For companies to ensure their remote healthcare workers are HIPAA compliant, supplying preconfigured equipment at their practitioner’s home guarantees the tools staff use complies with the necessary security policies. This step likewise will make it simpler for the IT department to manage whatever support employees need.

Furthermore, the equipment that must be HIPAA compliant includes devices and technologies such as video, messaging applications, laptops, smartphones, local hard drives, and document scanners for healthcare. Since these tools access ePHI, they must always have the current security software. Also, family members and friends shouldn’t have access to these pieces of equipment.

  1. Implement a Work-from-Home Guideline
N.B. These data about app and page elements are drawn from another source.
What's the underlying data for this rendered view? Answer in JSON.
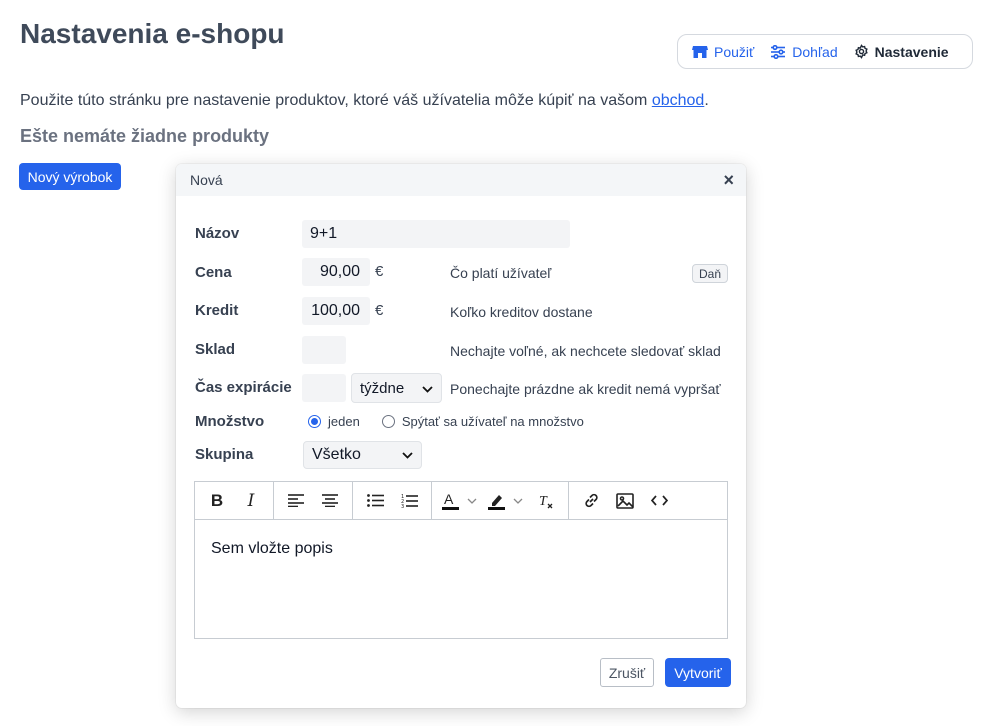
{
  "page": {
    "title": "Nastavenia e-shopu",
    "intro_text": "Použite túto stránku pre nastavenie produktov, ktoré váš užívatelia môže kúpiť na vašom ",
    "intro_link": "obchod",
    "intro_end": ".",
    "empty_heading": "Ešte nemáte žiadne produkty",
    "new_product_button": "Nový výrobok"
  },
  "nav": {
    "items": [
      {
        "label": "Použiť",
        "icon": "store-icon",
        "active": false
      },
      {
        "label": "Dohľad",
        "icon": "sliders-icon",
        "active": false
      },
      {
        "label": "Nastavenie",
        "icon": "gear-icon",
        "active": true
      }
    ]
  },
  "dialog": {
    "title": "Nová",
    "close_icon": "×",
    "labels": {
      "name": "Názov",
      "price": "Cena",
      "credit": "Kredit",
      "stock": "Sklad",
      "expiry": "Čas expirácie",
      "quantity": "Množstvo",
      "group": "Skupina"
    },
    "fields": {
      "name": "9+1",
      "price": "90,00",
      "credit": "100,00",
      "stock": "",
      "expiry": "",
      "expiry_unit": "týždne",
      "group": "Všetko"
    },
    "currency": "€",
    "hints": {
      "price": "Čo platí užívateľ",
      "credit": "Koľko kreditov dostane",
      "stock": "Nechajte voľné, ak nechcete sledovať sklad",
      "expiry": "Ponechajte prázdne ak kredit nemá vypršať"
    },
    "tax_button": "Daň",
    "quantity_options": [
      {
        "label": "jeden",
        "selected": true
      },
      {
        "label": "Spýtať sa užívateľ na množstvo",
        "selected": false
      }
    ],
    "editor": {
      "toolbar_icons": [
        "bold-icon",
        "italic-icon",
        "align-left-icon",
        "align-center-icon",
        "bullet-list-icon",
        "numbered-list-icon",
        "text-color-icon",
        "highlight-icon",
        "clear-format-icon",
        "link-icon",
        "image-icon",
        "code-icon"
      ],
      "placeholder": "Sem vložte popis"
    },
    "cancel_button": "Zrušiť",
    "create_button": "Vytvoriť"
  },
  "colors": {
    "accent": "#2563eb",
    "title": "#3f4a5a",
    "field_bg": "#f3f4f6"
  }
}
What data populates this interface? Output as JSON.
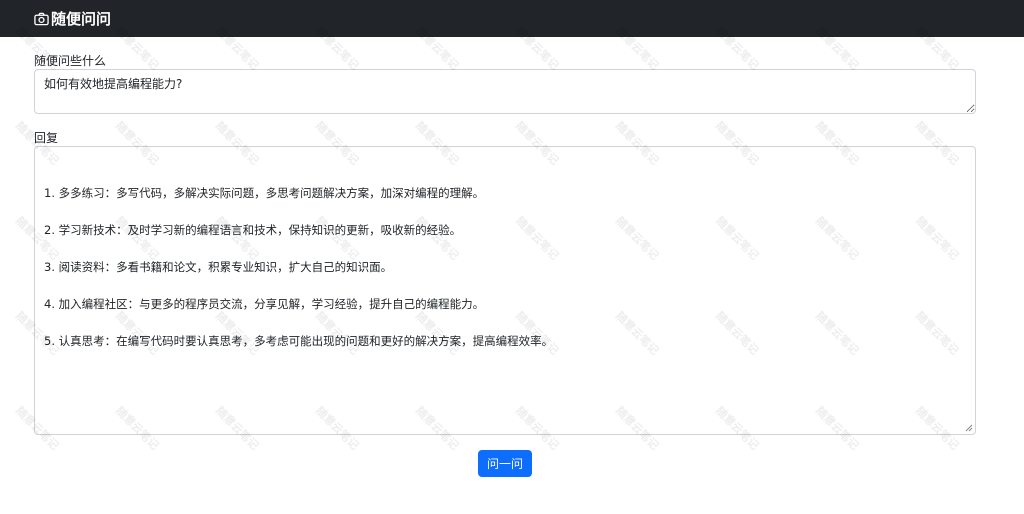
{
  "header": {
    "title": "随便问问",
    "icon": "camera-icon"
  },
  "question": {
    "label": "随便问些什么",
    "value": "如何有效地提高编程能力?"
  },
  "reply": {
    "label": "回复",
    "lines": [
      "1. 多多练习：多写代码，多解决实际问题，多思考问题解决方案，加深对编程的理解。",
      "2. 学习新技术：及时学习新的编程语言和技术，保持知识的更新，吸收新的经验。",
      "3. 阅读资料：多看书籍和论文，积累专业知识，扩大自己的知识面。",
      "4. 加入编程社区：与更多的程序员交流，分享见解，学习经验，提升自己的编程能力。",
      "5. 认真思考：在编写代码时要认真思考，多考虑可能出现的问题和更好的解决方案，提高编程效率。"
    ]
  },
  "submit": {
    "label": "问一问"
  },
  "watermark": {
    "text": "随意云笔记"
  },
  "colors": {
    "navbar": "#212529",
    "primary": "#0d6efd",
    "border": "#ced4da"
  }
}
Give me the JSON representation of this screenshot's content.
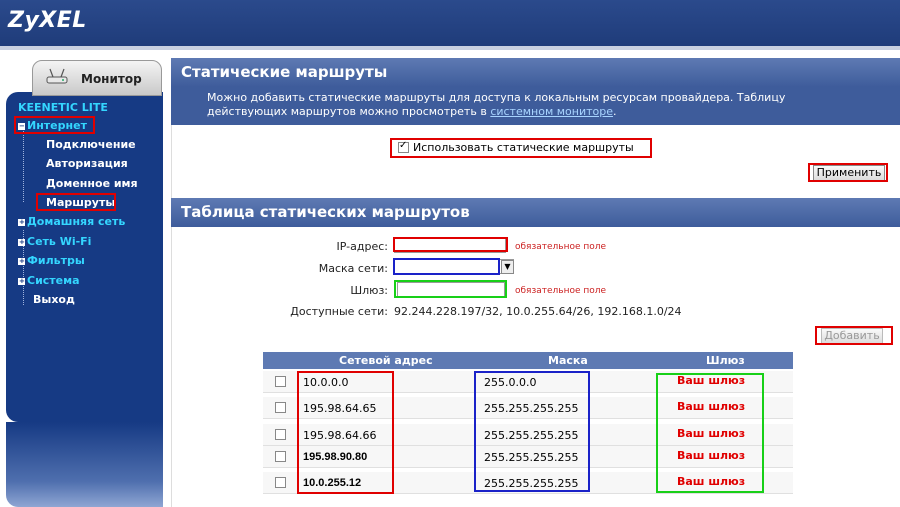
{
  "brand": {
    "logo": "ZyXEL"
  },
  "sidebar": {
    "monitor_tab": "Монитор",
    "model": "KEENETIC LITE",
    "items": [
      {
        "label": "Интернет"
      },
      {
        "label": "Подключение"
      },
      {
        "label": "Авторизация"
      },
      {
        "label": "Доменное имя"
      },
      {
        "label": "Маршруты"
      },
      {
        "label": "Домашняя сеть"
      },
      {
        "label": "Сеть Wi-Fi"
      },
      {
        "label": "Фильтры"
      },
      {
        "label": "Система"
      },
      {
        "label": "Выход"
      }
    ]
  },
  "static_routes": {
    "title": "Статические маршруты",
    "description_line1": "Можно добавить статические маршруты для доступа к локальным ресурсам провайдера. Таблицу",
    "description_line2_prefix": "действующих маршрутов можно просмотреть в",
    "description_link": "системном мониторе",
    "description_line2_suffix": ".",
    "use_static_label": "Использовать статические маршруты",
    "use_static_checked": true,
    "apply_button": "Применить"
  },
  "route_table": {
    "title": "Таблица статических маршрутов",
    "ip_label": "IP-адрес:",
    "mask_label": "Маска сети:",
    "gateway_label": "Шлюз:",
    "required_hint": "обязательное поле",
    "available_label": "Доступные сети:",
    "available_value": "92.244.228.197/32, 10.0.255.64/26, 192.168.1.0/24",
    "add_button": "Добавить",
    "columns": {
      "network": "Сетевой адрес",
      "mask": "Маска",
      "gateway": "Шлюз"
    },
    "rows": [
      {
        "network": "10.0.0.0",
        "mask": "255.0.0.0",
        "gateway": "Ваш шлюз"
      },
      {
        "network": "195.98.64.65",
        "mask": "255.255.255.255",
        "gateway": "Ваш шлюз"
      },
      {
        "network": "195.98.64.66",
        "mask": "255.255.255.255",
        "gateway": "Ваш шлюз"
      },
      {
        "network": "195.98.90.80",
        "mask": "255.255.255.255",
        "gateway": "Ваш шлюз"
      },
      {
        "network": "10.0.255.12",
        "mask": "255.255.255.255",
        "gateway": "Ваш шлюз"
      }
    ]
  },
  "colors": {
    "header": "#3e5c9b",
    "sidebar": "#163a84",
    "accent_cyan": "#34d6ff",
    "highlight_red": "#e00000",
    "highlight_blue": "#1a22c8",
    "highlight_green": "#18d018"
  }
}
To start with, it’s vital for healthcare companies to implement a work-from-home (WFH) guideline. Understand that employees, especially individuals who spent most of their careers in the field, may not be aware of WFH rules, protocols, and best practices.

For instance, some staff members may not be aware that it’s not safe to access electronic personal health information (ePHI) data using public Wi-Fi. Or some may not know that it’s essential to shred documents containing PHI at home.

When adopting a WFH arrangement, healthcare organizations must provide clear guidelines for remote workers. Companies must clearly state what they need employees to do, which may possibly differ from what they typically perform in the office.

Additionally, it’s crucial to explain to their staff what specific devices and technology they can use at home that won’t endanger both their jobs and patient data. To guarantee that everyone understands the rules and guidelines, see to it remote healthcare workers sign a document that enumerates all the policies required and reiterate that violators will face penalties.

  1. Set Encryption Algorithms to Safeguard Data

And lastly, virtual private networks (VPN) enable organizations to provide secure communication between an employee’s device and the company’s network. Recognize that a VPN connection offers firewall protection, content screening, and other necessary safeguarding to remote workers, similar to how it works in a hospital or office environment.

Despite this fact, note that VPNs mostly rely on encryption to shield confidential healthcare data and other information that requires transmission and storing. Often, the solution available is customizable, which permits IT staff to choose the particular encryption algorithm and key range to secure data.

Thus, healthcare providers must remind their IT department to assess their online servers and VPNs’ security settings. They should see to it that all their encryption-enabled technologies only utilize sufficient key lengths and powerful encryption algorithms.

Takeaway

Overall, keep in mind that every healthcare setting is distinct. One program may be suitable for one provider, but it’s possible it may not work in another facility. Today with everyone adjusting to the transformation, there’s a lot of areas for improvements. However, facilities can still work and fine-tune these details and adopt the right strategy for their workers.